“In fact, one of my curated exhibitions ‘Common Ground’ which opened at The Cultural Foundation, Abu Dhabi last January is now available to visit on their virtual platform. This would be the route for my next curated exhibition too, to enable people to view artworks and support the community of artists.
“As for virtual exhibitions, it is a question of mind set. They are very effective, albeit the experience is different.
During a physical visit to an exhibition, you mingle with the artists, the curator and even share ideas with fellow art collectors and enthusiasts, which technology cannot offer.
Due to the current turn of events, income of artists is largely affected for freelance assignments get cancelled and artistic projects are postponed. But the Department of Culture and Tourism Abu Dhabi is supporting artists by hiring them to create videos of tutorials and workshops for their virtual platform and to make artists’ lives sustainable.”
FAISSAL EL-MALEK, Palestinian
“It is a good time to have a vivid imagination; yes, some of my projects, trips and classes have been delayed, but I am happy to be safe and healthy and this should be everybody’s priority now! But nothing stops you from being busy.
There are virtual programs happening everywhere, from talk shows, film screenings, access to collections and exhibitions. You can virtually ‘travel the world’ and that is the bright side.
“I have made a short meditative drawing tutorial for Art Jameel program; Sharjah Art Foundation is hosting some great screenings and Cinema Akil has great recommendations and access to films.
A friend Sarah Al Mehairi has started a series of artist talks every Monday that I look forward to, hence it is quite easy for any creative person to stay involved with the artistic community.
“Being creative is definitely a big part of how I’m keeping busy and happy. Both through my personal work but also through the Salama Bint Hamdan Emerging Artists Fellowship program that I’m currently part of.
We are having some online classes and prompt’s to keep us going with our work. It’s great to feel connected to my peers. I’m also having fun with fellow artists working on collaborative projects. It’s been quite busy!
“It is amazing that initiatives are launched to help artists during such unprecedented Covid-19 times.
One great initiative is by Art Jameel that aims to help artists affected by Covid-19 both in the MENA region and in the UAE and supported by Dubai Culture.
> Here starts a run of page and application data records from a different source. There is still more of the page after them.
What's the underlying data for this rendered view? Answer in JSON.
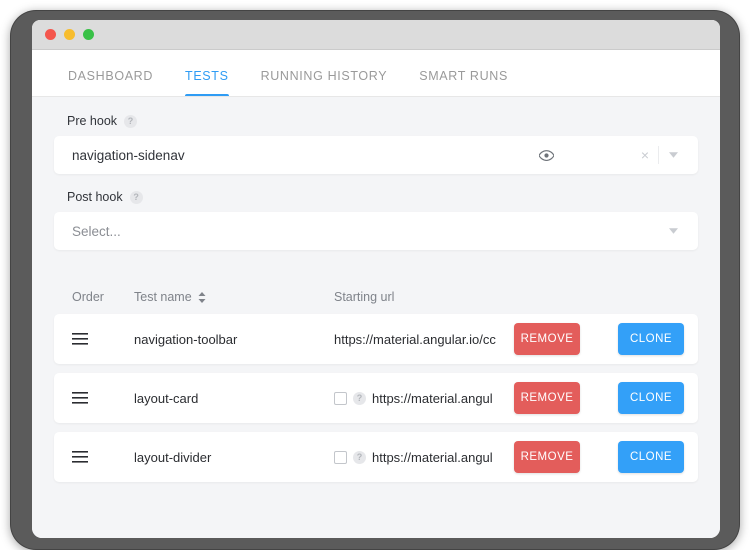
{
  "window": {
    "traffic_lights": [
      "close",
      "minimize",
      "maximize"
    ]
  },
  "tabs": [
    {
      "label": "DASHBOARD",
      "active": false
    },
    {
      "label": "TESTS",
      "active": true
    },
    {
      "label": "RUNNING HISTORY",
      "active": false
    },
    {
      "label": "SMART RUNS",
      "active": false
    }
  ],
  "colors": {
    "accent_blue": "#2f9cf4",
    "button_blue": "#33a0f8",
    "button_red": "#e35d5b",
    "page_bg": "#f4f5f7",
    "title_bar": "#dcdcdc",
    "frame": "#5b5b5b"
  },
  "pre_hook": {
    "label": "Pre hook",
    "help": "?",
    "value": "navigation-sidenav",
    "eye_icon": "eye-icon",
    "clear_icon": "×",
    "caret_icon": "chevron-down-icon"
  },
  "post_hook": {
    "label": "Post hook",
    "help": "?",
    "placeholder": "Select...",
    "caret_icon": "chevron-down-icon"
  },
  "table": {
    "headers": {
      "order": "Order",
      "test_name": "Test name",
      "starting_url": "Starting url"
    },
    "rows": [
      {
        "drag_handle": "drag-handle-icon",
        "name": "navigation-toolbar",
        "has_checkbox": false,
        "checkbox_checked": false,
        "has_help": false,
        "help": "?",
        "url": "https://material.angular.io/cc",
        "remove_label": "REMOVE",
        "clone_label": "CLONE"
      },
      {
        "drag_handle": "drag-handle-icon",
        "name": "layout-card",
        "has_checkbox": true,
        "checkbox_checked": false,
        "has_help": true,
        "help": "?",
        "url": "https://material.angul",
        "remove_label": "REMOVE",
        "clone_label": "CLONE"
      },
      {
        "drag_handle": "drag-handle-icon",
        "name": "layout-divider",
        "has_checkbox": true,
        "checkbox_checked": false,
        "has_help": true,
        "help": "?",
        "url": "https://material.angul",
        "remove_label": "REMOVE",
        "clone_label": "CLONE"
      }
    ]
  }
}
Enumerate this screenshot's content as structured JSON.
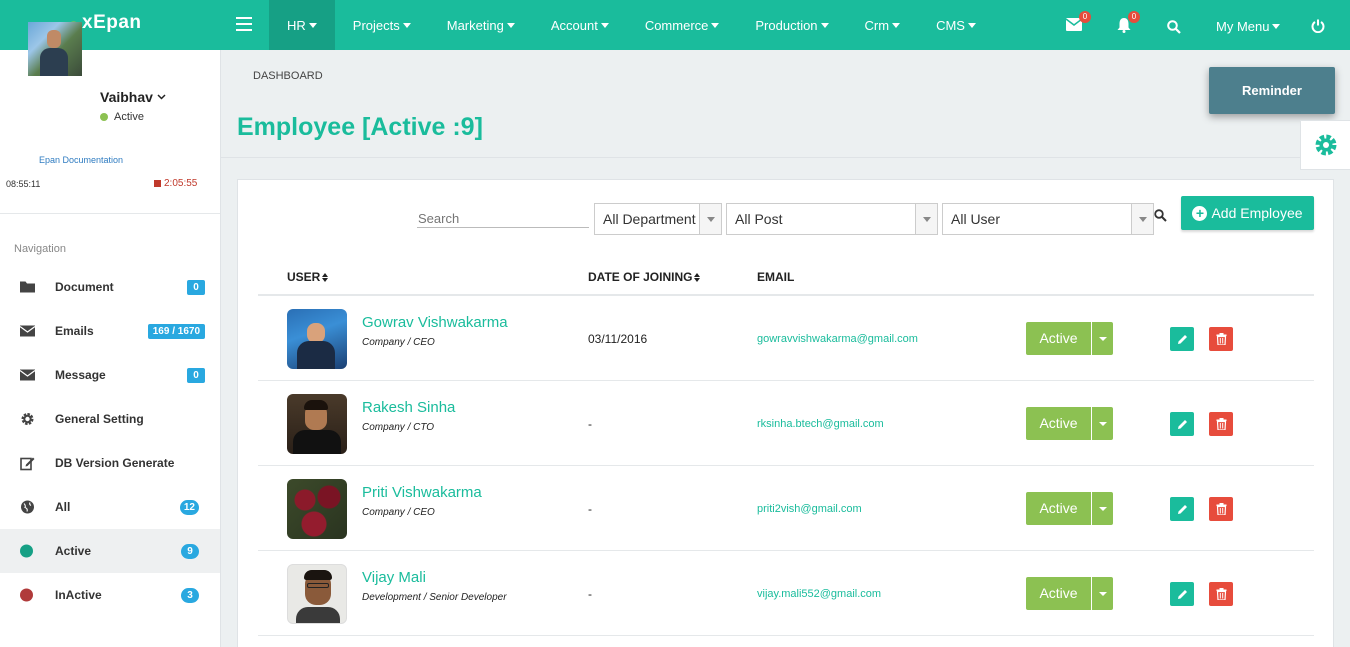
{
  "brand": {
    "name": "xEpan"
  },
  "topnav": {
    "items": [
      {
        "label": "HR",
        "active": true
      },
      {
        "label": "Projects"
      },
      {
        "label": "Marketing"
      },
      {
        "label": "Account"
      },
      {
        "label": "Commerce"
      },
      {
        "label": "Production"
      },
      {
        "label": "Crm"
      },
      {
        "label": "CMS"
      }
    ],
    "mail_count": "0",
    "notification_count": "0",
    "my_menu": "My Menu"
  },
  "user": {
    "name": "Vaibhav",
    "status": "Active",
    "doc_link": "Epan Documentation",
    "clock": "08:55:11",
    "timer": "2:05:55"
  },
  "sidebar": {
    "nav_label": "Navigation",
    "items": [
      {
        "label": "Document",
        "count": "0",
        "icon": "folder-icon"
      },
      {
        "label": "Emails",
        "count": "169 / 1670",
        "icon": "envelope-icon"
      },
      {
        "label": "Message",
        "count": "0",
        "icon": "envelope-icon"
      },
      {
        "label": "General Setting",
        "count": "",
        "icon": "gear-icon"
      },
      {
        "label": "DB Version Generate",
        "count": "",
        "icon": "edit-icon"
      },
      {
        "label": "All",
        "count": "12",
        "icon": "globe-icon"
      },
      {
        "label": "Active",
        "count": "9",
        "icon": "green-circle-icon",
        "active": true
      },
      {
        "label": "InActive",
        "count": "3",
        "icon": "red-circle-icon"
      }
    ]
  },
  "breadcrumb": "DASHBOARD",
  "page_title": "Employee [Active :9]",
  "reminder_label": "Reminder",
  "filters": {
    "search_placeholder": "Search",
    "department": "All Department",
    "post": "All Post",
    "user": "All User"
  },
  "add_employee_label": "Add Employee",
  "table": {
    "headers": {
      "user": "USER",
      "doj": "DATE OF JOINING",
      "email": "EMAIL"
    },
    "rows": [
      {
        "name": "Gowrav Vishwakarma",
        "post": "Company / CEO",
        "doj": "03/11/2016",
        "email": "gowravvishwakarma@gmail.com",
        "status": "Active"
      },
      {
        "name": "Rakesh Sinha",
        "post": "Company / CTO",
        "doj": "-",
        "email": "rksinha.btech@gmail.com",
        "status": "Active"
      },
      {
        "name": "Priti Vishwakarma",
        "post": "Company / CEO",
        "doj": "-",
        "email": "priti2vish@gmail.com",
        "status": "Active"
      },
      {
        "name": "Vijay Mali",
        "post": "Development / Senior Developer",
        "doj": "-",
        "email": "vijay.mali552@gmail.com",
        "status": "Active"
      }
    ]
  },
  "colors": {
    "brand": "#1abc9c",
    "brand_dark": "#16a085",
    "status_active": "#8cc152",
    "delete": "#e74c3c",
    "badge": "#29a8e0"
  }
}
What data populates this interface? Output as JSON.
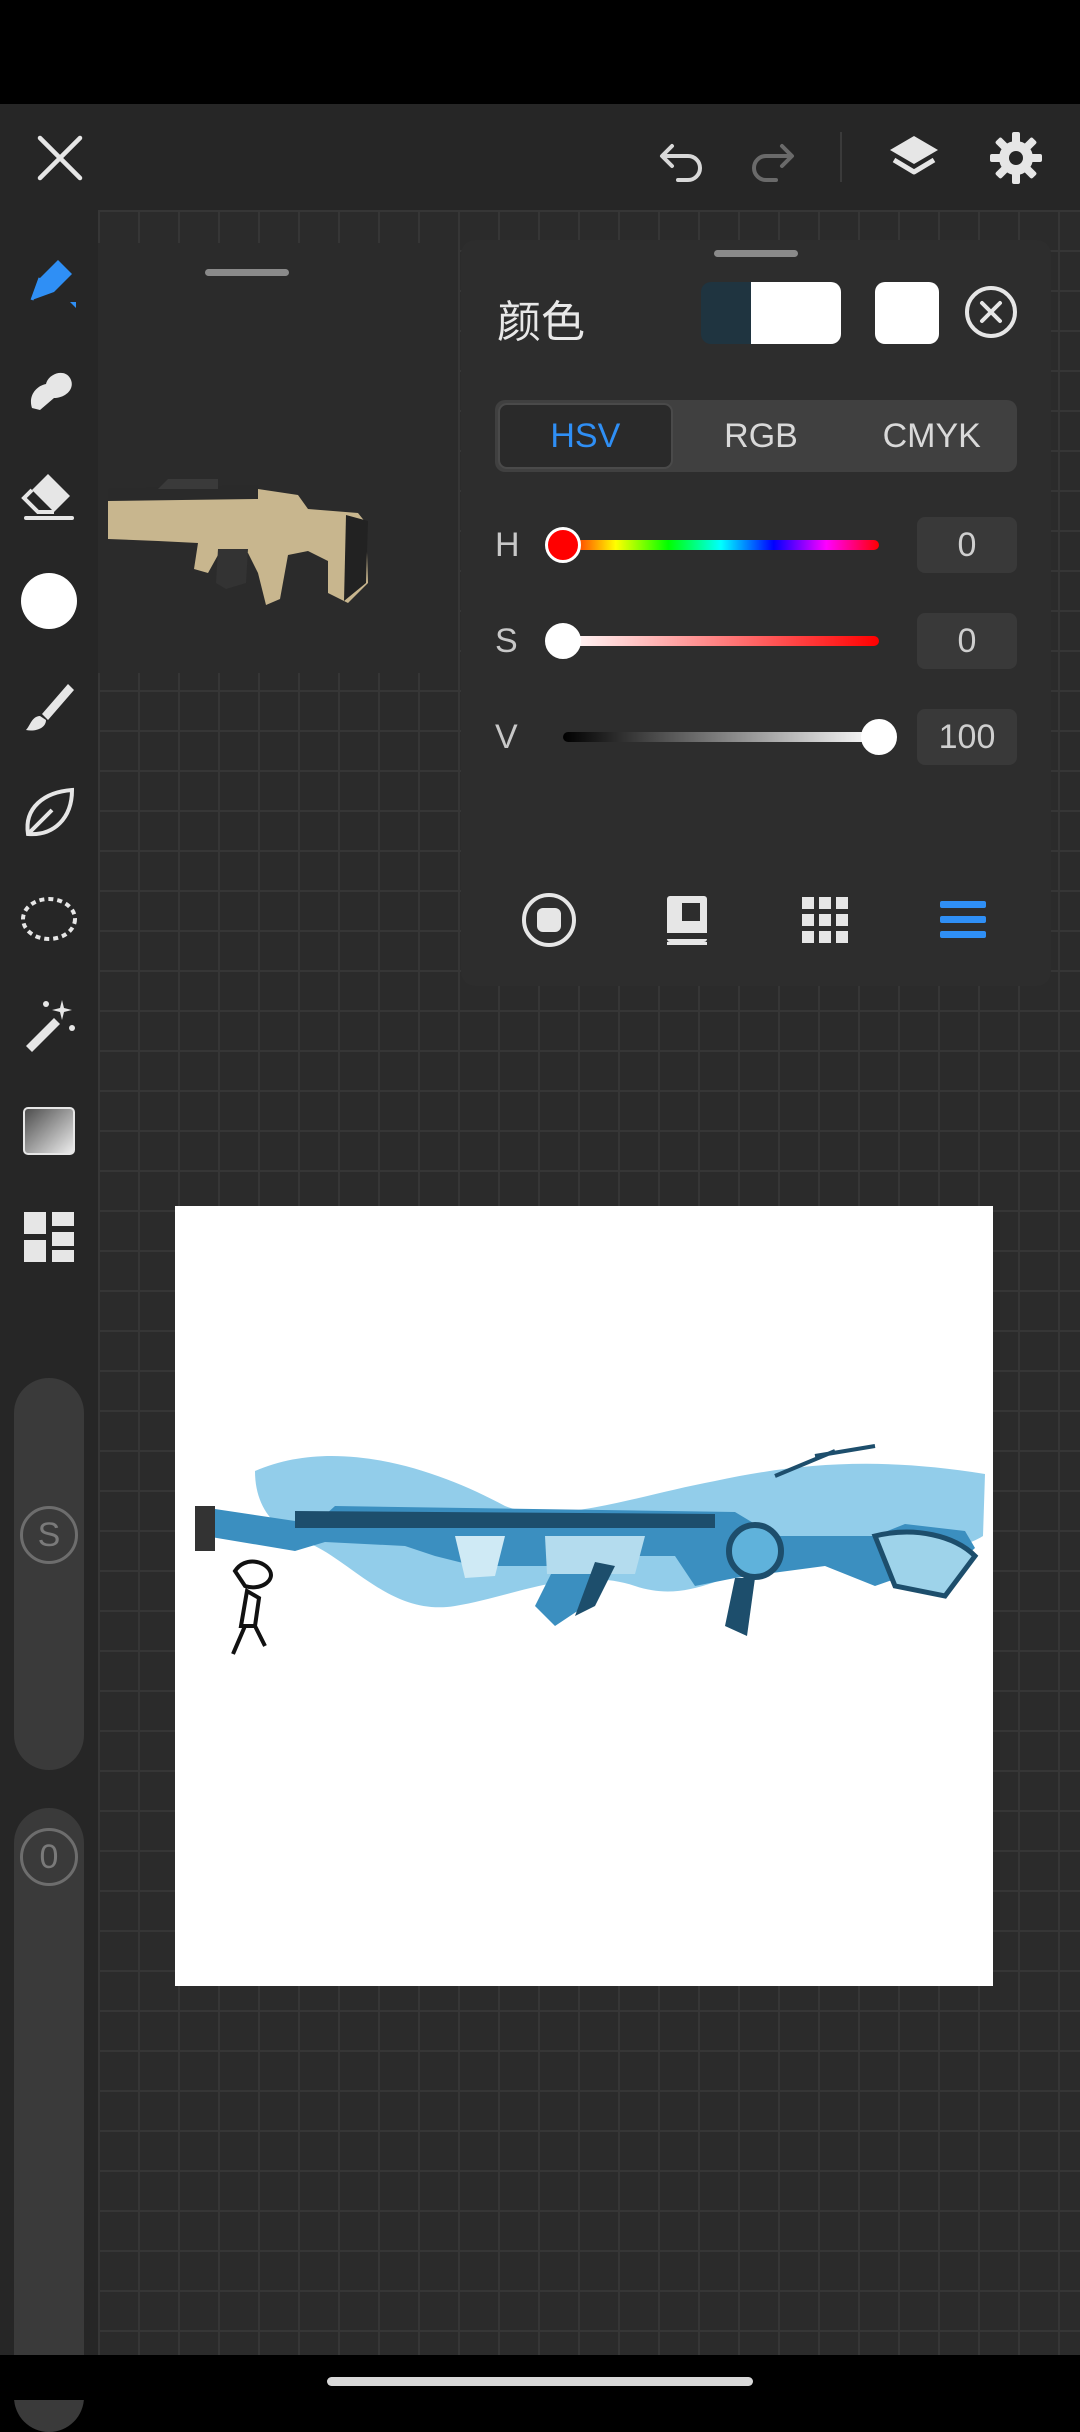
{
  "color_panel": {
    "title": "颜色",
    "tabs": [
      "HSV",
      "RGB",
      "CMYK"
    ],
    "active_tab": "HSV",
    "sliders": [
      {
        "label": "H",
        "value": "0",
        "fraction": 0.0
      },
      {
        "label": "S",
        "value": "0",
        "fraction": 0.0
      },
      {
        "label": "V",
        "value": "100",
        "fraction": 1.0
      }
    ],
    "current_color": "#ffffff",
    "previous_color": "#1f3440",
    "bottom_tabs": [
      "disc-icon",
      "palette-book-icon",
      "grid-swatches-icon",
      "sliders-icon"
    ],
    "active_bottom_tab": "sliders-icon"
  },
  "toolbar": {
    "tools": [
      "brush-icon",
      "smudge-icon",
      "eraser-icon",
      "color-dot-icon",
      "paint-brush-icon",
      "leaf-icon",
      "lasso-icon",
      "magic-wand-icon",
      "gradient-icon",
      "grid-tiles-icon"
    ],
    "size_badge": "S",
    "opacity_badge": "0"
  },
  "accent": "#2f8ff5"
}
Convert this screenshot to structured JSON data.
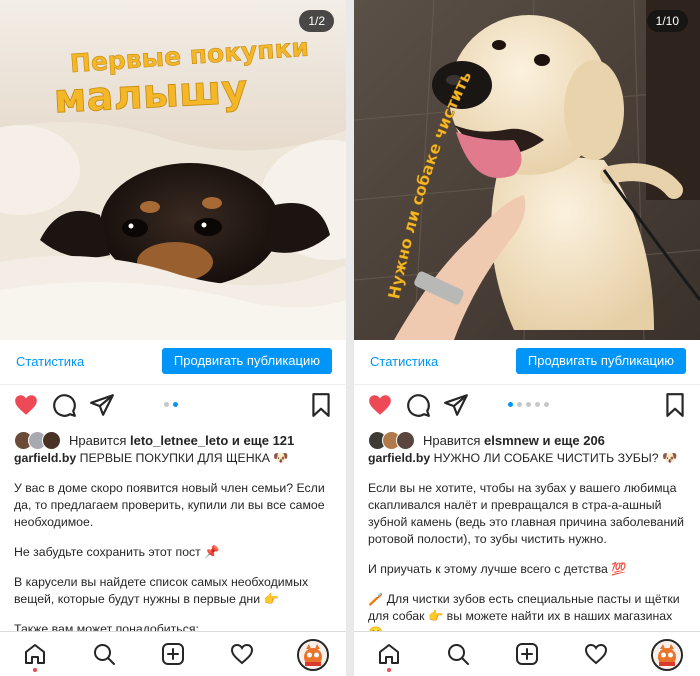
{
  "left": {
    "counter": "1/2",
    "overlay_line1": "Первые покупки",
    "overlay_line2": "малышу",
    "stats_label": "Статистика",
    "promote_label": "Продвигать публикацию",
    "likes_prefix": "Нравится",
    "likes_user": "leto_letnee_leto",
    "likes_and": "и еще",
    "likes_count": "121",
    "username": "garfield.by",
    "caption_title": "ПЕРВЫЕ ПОКУПКИ ДЛЯ ЩЕНКА 🐶",
    "paragraphs": [
      "У вас в доме скоро появится новый член семьи? Если да, то предлагаем проверить, купили ли вы все самое необходимое.",
      "Не забудьте сохранить этот пост 📌",
      "В карусели вы найдете список самых необходимых вещей, которые будут нужны в первые дни 👉",
      "Также вам может понадобиться:"
    ],
    "carousel_total": 2,
    "carousel_active": 2
  },
  "right": {
    "counter": "1/10",
    "overlay_text": "Нужно ли собаке чистить зубы?",
    "stats_label": "Статистика",
    "promote_label": "Продвигать публикацию",
    "likes_prefix": "Нравится",
    "likes_user": "elsmnew",
    "likes_and": "и еще",
    "likes_count": "206",
    "username": "garfield.by",
    "caption_title": "НУЖНО ЛИ СОБАКЕ ЧИСТИТЬ ЗУБЫ? 🐶",
    "paragraphs": [
      "Если вы не хотите, чтобы на зубах у вашего любимца скапливался налёт и превращался в стра-а-ашный зубной камень (ведь это главная причина заболеваний ротовой полости), то зубы чистить нужно.",
      "И приучать к этому лучше всего с детства 💯",
      "🪥 Для чистки зубов есть специальные пасты и щётки для собак 👉 вы можете найти их в наших магазинах 😋"
    ],
    "carousel_total": 5,
    "carousel_active": 1
  },
  "colors": {
    "accent": "#0095f6",
    "like_red": "#ed4956",
    "overlay_yellow": "#f4b728"
  },
  "icons": [
    "heart-icon",
    "comment-icon",
    "share-icon",
    "bookmark-icon",
    "home-icon",
    "search-icon",
    "add-icon",
    "activity-icon",
    "profile-avatar"
  ]
}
The UAE has been at the forefront of the regional art market and has paved the way to the international art scene, says Teena Thawani.
ZeeArts, the global art organisation based in the Emirates that connects creatives of disparate disciplines with one another on an international level through art initiatives and projects, in collaboration with Forza Ragazzi (“Be Strong People”), the one stop shop for PPE requirements in Italy with a strong presence in the UAE, has launched a line of Creative Face Masks.
Kristel Bechara, a Dubai-based Lebanese artist, has been creating artwork for over a decade. Her Beauty in Diversity collection aims to highlight that differences between individuals is what makes them unique.
In a message no doubt directed at the 'Boycott Bollywood' brigade, he said: "People should enjoy films with love. A film is more than an empty pack of popcorn."
"Pathaan" recorded the highest-ever box office collections for a Hindi film for its opening and second day in India, and raked in 2.5 billion rupees ($30 million) in its first five days.
The "E.T" singer was told by one of her friends to check Billie out but Katy was less than impressed at the time.